The advertisement for "therapeutic" or paramedical offers of youth religions and other occult groups featuring educators, therapists or doctors would be especially objectionable, or if these people appear to personally endorse a product or method, as has already occurred repeatedly in Berlin. Information and education about personal psychic or phsyical harm is all the more important because of this, and the adverse social impact is also a matter of concern for doctors.
Psycho-technology of youth religions
A special technology of psychic redesign is used by these groups, presumably deliberately and with the intention of obtaining a total conversion. These include:
- separation from partners, friends and relatives
- isolation from one's familiar environment
- greater peer pressure through pre-scheduling of all available time, as well as regulating life down to the most intimate details (which would include selection of a [sexual] partner by the group)
- sleep deprivation
- regulating nutrition through special diets (such as giving up meat, fish and eggs with ISKCON, fasting with the Moon movement, etc.) or supplements (overdoses of vitamin tablets in the Hubbard organizations, etc.)
- coerced obedience
- constant indoctrination and a glut of pseudoinformation
- special abstentions (food, sexuality, giving up of hobbies)
- destruction of personal concepts of the world, which are then replaced with the group's own basic concepts and circles of thought
- doing away with the individual's prior command of the language, which is then replaced by the group's special jargon, from thereon in the sole measure used for evaluation
"Youth religions" or "destructive cults"?
Groups that are called "youth religions" make the following assertions:
- to have a concept of improving the world that works specifically as well as in general
- to be the group that has possession of this concept and the knowledge and technique required to apply it
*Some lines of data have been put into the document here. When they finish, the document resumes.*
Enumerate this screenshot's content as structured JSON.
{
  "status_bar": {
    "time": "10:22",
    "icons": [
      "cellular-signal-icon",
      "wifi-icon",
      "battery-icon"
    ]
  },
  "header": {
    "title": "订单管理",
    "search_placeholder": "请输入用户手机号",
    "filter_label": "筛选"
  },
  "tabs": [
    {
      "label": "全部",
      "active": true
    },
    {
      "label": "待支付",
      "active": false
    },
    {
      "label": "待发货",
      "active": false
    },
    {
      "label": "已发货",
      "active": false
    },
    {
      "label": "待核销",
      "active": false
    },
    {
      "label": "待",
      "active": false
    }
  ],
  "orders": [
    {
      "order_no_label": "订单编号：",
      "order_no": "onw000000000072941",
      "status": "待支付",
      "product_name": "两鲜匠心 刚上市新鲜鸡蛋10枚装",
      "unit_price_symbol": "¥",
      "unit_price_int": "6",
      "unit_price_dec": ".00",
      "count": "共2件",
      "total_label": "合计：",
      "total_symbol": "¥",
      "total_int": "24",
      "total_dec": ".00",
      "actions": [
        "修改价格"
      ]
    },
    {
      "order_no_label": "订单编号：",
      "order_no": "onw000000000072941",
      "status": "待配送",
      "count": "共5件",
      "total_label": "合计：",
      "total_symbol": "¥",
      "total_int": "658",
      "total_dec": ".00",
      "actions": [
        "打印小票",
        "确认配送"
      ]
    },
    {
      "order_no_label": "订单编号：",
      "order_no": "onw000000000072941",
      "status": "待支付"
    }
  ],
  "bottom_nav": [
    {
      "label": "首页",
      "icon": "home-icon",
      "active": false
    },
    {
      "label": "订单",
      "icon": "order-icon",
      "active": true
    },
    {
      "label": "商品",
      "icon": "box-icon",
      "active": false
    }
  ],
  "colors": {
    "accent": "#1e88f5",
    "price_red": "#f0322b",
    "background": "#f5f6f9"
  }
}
- to be able to make practical use of this concept through absolute obedience of the devotees up through a hierarchy to a "leader," "master" or some such person.
The phrase "youth religion" is not without controversy. This is primarily because the groups the phrase is applied to feel they are being discriminated against. Would the phrase "destructive cults," as it is used in the USA be more appropriate?
When these groups are spoken of as independent religions, it does not mean they have the rights afforded to recognized religious denominations, only that they are not dependent upon and do not wish to be dependent upon other religious traditions, which is the case with a sect. Most of the groups rely on some new form of revelation; they produce receivers for the revelation and sometimes documents of revelation.
These groups were not called "youth religions" just because the age of the majority of their members, and especially their leading functionaries, ranged from puberty to late adolescence, but also because they present a pubescent concept of changing the world. "We want everything and we want it now." The mood and membership of the group, in addition, is based on the creation of an infantile obedience, which is obtained by regular suppression through use of various psycho-technologies.
The effect is the dream of instantaneous gratification and infantile fantasies of omnipotence. These, in turn, are projected upon the leader and the hierarchy, thereby binding them to the constant fear of falling from grace, fed all the more by the excessive punishments constantly meted out by the leader.